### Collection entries
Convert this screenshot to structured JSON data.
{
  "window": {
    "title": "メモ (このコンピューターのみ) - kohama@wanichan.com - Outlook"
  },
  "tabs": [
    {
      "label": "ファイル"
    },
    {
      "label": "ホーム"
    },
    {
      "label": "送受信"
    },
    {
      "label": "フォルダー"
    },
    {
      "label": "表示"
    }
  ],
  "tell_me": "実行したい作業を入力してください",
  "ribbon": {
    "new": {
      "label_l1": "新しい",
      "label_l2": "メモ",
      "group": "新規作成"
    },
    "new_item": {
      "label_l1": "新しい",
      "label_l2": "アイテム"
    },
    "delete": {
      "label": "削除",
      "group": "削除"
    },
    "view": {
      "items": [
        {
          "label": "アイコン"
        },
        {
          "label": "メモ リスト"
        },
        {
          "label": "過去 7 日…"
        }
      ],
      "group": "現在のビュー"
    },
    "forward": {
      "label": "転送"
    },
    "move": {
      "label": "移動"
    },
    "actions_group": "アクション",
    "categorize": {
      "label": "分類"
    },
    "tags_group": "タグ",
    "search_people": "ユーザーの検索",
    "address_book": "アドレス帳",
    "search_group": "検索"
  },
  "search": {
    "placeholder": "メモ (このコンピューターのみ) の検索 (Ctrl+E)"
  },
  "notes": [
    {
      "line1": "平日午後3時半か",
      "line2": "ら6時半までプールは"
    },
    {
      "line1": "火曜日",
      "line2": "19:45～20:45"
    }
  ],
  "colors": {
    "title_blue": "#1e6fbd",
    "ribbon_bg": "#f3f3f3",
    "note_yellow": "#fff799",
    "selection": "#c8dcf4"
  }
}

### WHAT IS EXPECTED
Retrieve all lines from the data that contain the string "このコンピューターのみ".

### OUTPUT BELOW
    "title": "メモ (このコンピューターのみ) - kohama@wanichan.com - Outlook"
    "placeholder": "メモ (このコンピューターのみ) の検索 (Ctrl+E)"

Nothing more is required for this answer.